— EXERCISE GOAL —
Collect every line of the records below that contains the word "icon".

— EXCERPTED DATA —
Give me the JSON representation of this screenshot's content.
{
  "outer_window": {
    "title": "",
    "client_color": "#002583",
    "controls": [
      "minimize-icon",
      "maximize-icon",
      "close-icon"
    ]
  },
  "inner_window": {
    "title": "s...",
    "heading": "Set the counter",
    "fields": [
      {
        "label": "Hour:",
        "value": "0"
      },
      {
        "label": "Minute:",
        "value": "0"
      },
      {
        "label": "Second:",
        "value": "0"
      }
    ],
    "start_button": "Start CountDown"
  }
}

— WRITTEN SOLUTION —
      "minimize-icon",
      "maximize-icon",
      "close-icon"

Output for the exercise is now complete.